Peters: Well, after the flight test, the work starts in earnest for the teams that have competed in the challenge. For them, this is really the beginning. They’ll have increased their technology readiness level through the development of their systems and the flight test. Now remember, these all started out as ideas a little over a year ago. They’ll be at least at TRL 4 and perhaps TRL 5 or 6 depending on the flight testing. Now, with or without a successful test flight, these teams will have bought down a lot of risk. But even with a successful flight test, these technologies will still be a ways off from the flight hardware development status that they’ll need to get to the surface of the Moon. So with the knowledge that they’ve gained and this challenge under their belts, they’ll be in good position to propose to open solicitations.
Now we’ll shake their hands and wish them well. We really do want to see them succeed, and we’ll do our best to track their progress. We and our STMD colleagues will advocate for those technologies where and when it’s appropriate to do so and as for Flight Opportunities, we’ll be in the process of working to bring to bear the next TechLeap Challenge.

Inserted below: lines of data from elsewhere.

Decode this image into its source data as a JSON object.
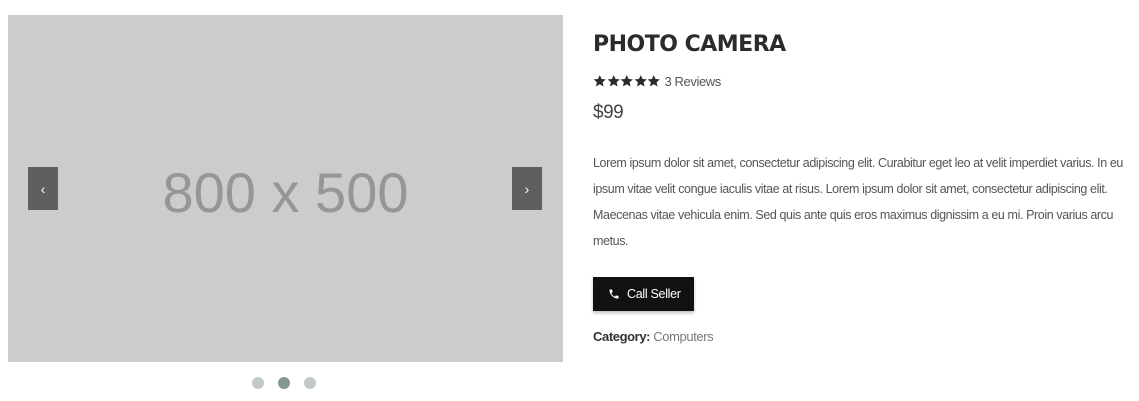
{
  "gallery": {
    "placeholder": "800 x 500",
    "prev_icon": "‹",
    "next_icon": "›",
    "dots": [
      {
        "active": false
      },
      {
        "active": true
      },
      {
        "active": false
      }
    ]
  },
  "product": {
    "title": "PHOTO CAMERA",
    "rating": 5,
    "reviews": "3 Reviews",
    "price": "$99",
    "description": "Lorem ipsum dolor sit amet, consectetur adipiscing elit. Curabitur eget leo at velit imperdiet varius. In eu ipsum vitae velit congue iaculis vitae at risus. Lorem ipsum dolor sit amet, consectetur adipiscing elit. Maecenas vitae vehicula enim. Sed quis ante quis eros maximus dignissim a eu mi. Proin varius arcu metus.",
    "call_button": "Call Seller",
    "category_label": "Category:",
    "category_value": "Computers"
  },
  "icons": {
    "star": "star-icon",
    "phone": "phone-icon"
  },
  "colors": {
    "button_bg": "#111111",
    "gallery_bg": "#cccccc",
    "dot_active": "#869691",
    "dot_inactive": "#c2cbc8"
  }
}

Now, I can’t tell you what that’s going to be, but I promise much like the Nighttime Precision Landing challenge, the next one will be as impactful as it will be tough to pull off.
Host: Can’t wait to hear more about that. Greg, thank you so much. This has really been fascinating.
Peters: Thank you so much, Deana.
Host: And you’ll find Greg’s bio and links to topics discussed during our conversation at APPEL.NASA.gov/podcast along with a show transcript.
If you like the podcast, please follow us on your favorite podcast app and share the episode with your friends and colleagues.
As always, thanks for listening to Small Steps, Giant Leaps.